[Information — start]

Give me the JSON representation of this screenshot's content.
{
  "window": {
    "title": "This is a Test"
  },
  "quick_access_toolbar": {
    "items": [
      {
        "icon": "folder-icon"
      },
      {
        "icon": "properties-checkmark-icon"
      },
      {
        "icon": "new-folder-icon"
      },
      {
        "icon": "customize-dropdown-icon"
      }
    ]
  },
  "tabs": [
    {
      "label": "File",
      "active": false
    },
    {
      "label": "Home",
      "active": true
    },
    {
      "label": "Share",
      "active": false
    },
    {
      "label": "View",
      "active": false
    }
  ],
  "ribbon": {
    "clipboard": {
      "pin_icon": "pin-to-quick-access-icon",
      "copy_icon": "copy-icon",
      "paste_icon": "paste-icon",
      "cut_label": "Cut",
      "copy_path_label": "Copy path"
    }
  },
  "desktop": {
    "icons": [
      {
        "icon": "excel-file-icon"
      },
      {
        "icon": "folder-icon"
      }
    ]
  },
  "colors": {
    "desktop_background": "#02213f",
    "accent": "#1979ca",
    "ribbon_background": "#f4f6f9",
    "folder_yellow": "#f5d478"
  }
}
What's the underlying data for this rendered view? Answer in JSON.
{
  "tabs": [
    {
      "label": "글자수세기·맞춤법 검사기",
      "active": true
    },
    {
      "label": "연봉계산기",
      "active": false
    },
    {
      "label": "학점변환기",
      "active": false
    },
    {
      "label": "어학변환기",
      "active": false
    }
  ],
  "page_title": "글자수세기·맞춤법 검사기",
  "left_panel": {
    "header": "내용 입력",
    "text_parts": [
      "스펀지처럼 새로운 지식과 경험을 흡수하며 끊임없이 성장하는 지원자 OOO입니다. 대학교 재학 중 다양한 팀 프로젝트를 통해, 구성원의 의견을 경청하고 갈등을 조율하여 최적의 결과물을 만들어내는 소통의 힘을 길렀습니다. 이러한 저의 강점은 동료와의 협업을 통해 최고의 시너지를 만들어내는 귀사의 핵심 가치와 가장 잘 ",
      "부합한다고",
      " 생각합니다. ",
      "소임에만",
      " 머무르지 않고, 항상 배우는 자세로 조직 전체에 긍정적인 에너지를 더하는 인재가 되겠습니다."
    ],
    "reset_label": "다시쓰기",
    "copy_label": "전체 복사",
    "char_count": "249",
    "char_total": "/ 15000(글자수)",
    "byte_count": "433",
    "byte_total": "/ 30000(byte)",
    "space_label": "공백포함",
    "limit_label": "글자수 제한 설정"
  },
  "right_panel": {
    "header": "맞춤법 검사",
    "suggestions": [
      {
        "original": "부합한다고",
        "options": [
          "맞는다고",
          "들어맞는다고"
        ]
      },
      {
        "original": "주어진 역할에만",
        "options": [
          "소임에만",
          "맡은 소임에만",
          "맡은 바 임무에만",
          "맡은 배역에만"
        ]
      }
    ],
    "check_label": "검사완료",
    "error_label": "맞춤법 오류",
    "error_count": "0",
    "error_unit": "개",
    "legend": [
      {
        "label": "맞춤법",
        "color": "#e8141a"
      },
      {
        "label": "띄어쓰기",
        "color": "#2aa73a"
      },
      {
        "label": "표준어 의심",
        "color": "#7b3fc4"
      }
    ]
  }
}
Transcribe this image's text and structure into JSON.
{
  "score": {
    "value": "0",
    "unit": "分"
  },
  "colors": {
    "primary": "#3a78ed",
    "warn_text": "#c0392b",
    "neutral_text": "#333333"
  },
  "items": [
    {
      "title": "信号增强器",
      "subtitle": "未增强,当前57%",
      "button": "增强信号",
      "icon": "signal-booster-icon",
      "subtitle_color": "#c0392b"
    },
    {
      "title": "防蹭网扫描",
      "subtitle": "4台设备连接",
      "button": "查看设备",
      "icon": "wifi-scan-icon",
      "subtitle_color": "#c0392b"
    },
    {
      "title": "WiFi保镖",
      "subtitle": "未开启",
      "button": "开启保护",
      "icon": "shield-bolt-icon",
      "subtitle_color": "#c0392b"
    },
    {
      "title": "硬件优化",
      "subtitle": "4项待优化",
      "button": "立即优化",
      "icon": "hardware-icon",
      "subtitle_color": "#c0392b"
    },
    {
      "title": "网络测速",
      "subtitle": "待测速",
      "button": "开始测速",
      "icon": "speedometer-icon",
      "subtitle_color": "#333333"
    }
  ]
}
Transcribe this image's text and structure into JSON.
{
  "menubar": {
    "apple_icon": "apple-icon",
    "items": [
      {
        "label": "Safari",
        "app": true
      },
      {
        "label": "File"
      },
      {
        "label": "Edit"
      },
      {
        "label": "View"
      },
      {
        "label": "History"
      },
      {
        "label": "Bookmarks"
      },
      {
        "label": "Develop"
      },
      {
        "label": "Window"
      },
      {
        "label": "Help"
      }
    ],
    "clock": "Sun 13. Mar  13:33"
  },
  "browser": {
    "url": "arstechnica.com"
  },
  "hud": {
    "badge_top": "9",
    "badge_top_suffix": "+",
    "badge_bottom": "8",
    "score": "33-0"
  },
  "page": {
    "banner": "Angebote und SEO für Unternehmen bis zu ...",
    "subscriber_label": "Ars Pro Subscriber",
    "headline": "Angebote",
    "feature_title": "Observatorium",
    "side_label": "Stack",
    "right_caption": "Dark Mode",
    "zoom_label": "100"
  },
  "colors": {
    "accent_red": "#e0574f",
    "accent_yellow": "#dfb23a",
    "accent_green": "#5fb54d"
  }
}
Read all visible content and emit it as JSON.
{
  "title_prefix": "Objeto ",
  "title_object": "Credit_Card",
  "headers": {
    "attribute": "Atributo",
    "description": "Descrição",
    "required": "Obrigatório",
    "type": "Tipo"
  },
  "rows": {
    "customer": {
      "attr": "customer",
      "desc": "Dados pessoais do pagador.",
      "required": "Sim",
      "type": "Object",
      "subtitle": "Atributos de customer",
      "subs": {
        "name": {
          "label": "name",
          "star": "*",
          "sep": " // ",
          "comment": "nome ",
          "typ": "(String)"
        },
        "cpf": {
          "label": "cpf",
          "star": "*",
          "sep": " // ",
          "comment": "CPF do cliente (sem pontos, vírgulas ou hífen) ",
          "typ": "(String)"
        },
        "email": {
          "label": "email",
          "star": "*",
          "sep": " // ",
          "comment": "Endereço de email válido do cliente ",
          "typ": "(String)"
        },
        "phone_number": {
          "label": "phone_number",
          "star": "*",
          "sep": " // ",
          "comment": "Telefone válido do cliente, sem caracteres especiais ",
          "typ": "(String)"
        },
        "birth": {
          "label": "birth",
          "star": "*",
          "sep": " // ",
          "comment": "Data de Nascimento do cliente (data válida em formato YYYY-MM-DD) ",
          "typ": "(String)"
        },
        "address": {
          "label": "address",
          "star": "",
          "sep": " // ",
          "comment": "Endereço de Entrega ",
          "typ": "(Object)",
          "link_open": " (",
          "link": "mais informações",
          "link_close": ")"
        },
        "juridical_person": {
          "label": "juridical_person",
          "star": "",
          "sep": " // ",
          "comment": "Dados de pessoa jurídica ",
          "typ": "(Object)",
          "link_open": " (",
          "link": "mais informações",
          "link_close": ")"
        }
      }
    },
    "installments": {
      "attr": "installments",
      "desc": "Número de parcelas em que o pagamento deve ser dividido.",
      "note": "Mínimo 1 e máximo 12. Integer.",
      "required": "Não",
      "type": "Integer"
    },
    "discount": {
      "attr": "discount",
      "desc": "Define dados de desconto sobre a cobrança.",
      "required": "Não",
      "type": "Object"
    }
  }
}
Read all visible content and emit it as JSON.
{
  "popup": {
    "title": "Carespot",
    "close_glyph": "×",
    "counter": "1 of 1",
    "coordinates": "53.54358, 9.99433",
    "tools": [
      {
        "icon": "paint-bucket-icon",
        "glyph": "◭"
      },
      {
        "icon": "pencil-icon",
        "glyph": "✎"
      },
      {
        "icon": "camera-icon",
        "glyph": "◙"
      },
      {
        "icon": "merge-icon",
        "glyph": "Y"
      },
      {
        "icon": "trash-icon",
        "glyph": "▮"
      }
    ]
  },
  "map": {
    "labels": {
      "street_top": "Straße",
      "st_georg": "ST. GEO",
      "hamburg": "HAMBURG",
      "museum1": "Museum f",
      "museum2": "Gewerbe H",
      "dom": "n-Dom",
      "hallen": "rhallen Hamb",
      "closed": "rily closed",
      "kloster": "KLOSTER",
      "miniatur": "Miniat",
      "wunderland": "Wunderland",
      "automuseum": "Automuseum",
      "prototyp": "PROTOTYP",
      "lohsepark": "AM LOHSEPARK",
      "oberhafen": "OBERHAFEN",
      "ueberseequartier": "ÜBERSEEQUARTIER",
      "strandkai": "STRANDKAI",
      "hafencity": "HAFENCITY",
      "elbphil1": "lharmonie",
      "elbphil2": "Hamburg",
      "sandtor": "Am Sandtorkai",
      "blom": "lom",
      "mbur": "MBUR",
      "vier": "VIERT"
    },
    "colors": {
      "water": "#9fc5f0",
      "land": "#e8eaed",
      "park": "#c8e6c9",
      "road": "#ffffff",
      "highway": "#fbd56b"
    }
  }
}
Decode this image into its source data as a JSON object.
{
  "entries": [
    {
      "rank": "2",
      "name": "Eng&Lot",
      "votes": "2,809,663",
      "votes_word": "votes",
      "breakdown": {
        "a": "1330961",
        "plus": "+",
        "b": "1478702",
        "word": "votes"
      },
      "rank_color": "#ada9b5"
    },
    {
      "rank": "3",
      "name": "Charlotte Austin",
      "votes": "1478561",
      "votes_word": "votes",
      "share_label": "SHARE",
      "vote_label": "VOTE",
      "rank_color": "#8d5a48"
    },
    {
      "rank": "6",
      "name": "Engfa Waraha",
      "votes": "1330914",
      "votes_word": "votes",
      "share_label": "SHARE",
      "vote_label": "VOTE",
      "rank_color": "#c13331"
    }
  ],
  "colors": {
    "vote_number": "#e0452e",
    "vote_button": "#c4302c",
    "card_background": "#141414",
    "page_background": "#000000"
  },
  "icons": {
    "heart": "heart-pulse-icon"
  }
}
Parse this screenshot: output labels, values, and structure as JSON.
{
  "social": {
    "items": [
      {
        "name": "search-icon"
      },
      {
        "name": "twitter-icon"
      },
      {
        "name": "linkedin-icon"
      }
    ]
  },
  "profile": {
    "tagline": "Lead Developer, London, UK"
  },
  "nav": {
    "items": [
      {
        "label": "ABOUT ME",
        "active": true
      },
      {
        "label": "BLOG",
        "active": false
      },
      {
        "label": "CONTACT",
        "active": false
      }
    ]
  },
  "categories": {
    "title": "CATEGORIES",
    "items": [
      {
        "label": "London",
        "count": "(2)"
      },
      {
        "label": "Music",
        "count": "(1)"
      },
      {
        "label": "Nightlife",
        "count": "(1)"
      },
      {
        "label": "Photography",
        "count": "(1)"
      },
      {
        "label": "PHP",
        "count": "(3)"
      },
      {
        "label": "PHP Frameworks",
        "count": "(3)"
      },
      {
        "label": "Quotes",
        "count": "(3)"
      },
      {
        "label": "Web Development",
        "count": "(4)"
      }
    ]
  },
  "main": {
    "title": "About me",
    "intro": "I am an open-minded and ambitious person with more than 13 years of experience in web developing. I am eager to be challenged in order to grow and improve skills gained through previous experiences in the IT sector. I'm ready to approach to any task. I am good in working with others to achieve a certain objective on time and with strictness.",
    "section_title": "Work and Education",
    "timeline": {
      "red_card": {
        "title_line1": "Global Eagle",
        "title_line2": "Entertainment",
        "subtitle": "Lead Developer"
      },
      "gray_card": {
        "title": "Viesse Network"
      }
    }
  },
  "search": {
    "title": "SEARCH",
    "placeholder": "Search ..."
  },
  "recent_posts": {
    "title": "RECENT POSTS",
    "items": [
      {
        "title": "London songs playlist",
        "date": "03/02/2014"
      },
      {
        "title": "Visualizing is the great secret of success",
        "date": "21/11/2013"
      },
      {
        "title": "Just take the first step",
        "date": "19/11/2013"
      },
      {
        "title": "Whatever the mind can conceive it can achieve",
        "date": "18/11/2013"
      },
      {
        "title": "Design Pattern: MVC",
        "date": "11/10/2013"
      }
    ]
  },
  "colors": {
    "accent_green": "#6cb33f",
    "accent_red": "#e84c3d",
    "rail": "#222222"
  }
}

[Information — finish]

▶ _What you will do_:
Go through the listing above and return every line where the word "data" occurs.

▶ _Expected answer_:
What's the underlying data for this rendered view? Answer in JSON.
          "comment": "Data de Nascimento do cliente (data válida em formato YYYY-MM-DD) ",
Decode this image into its source data as a JSON object.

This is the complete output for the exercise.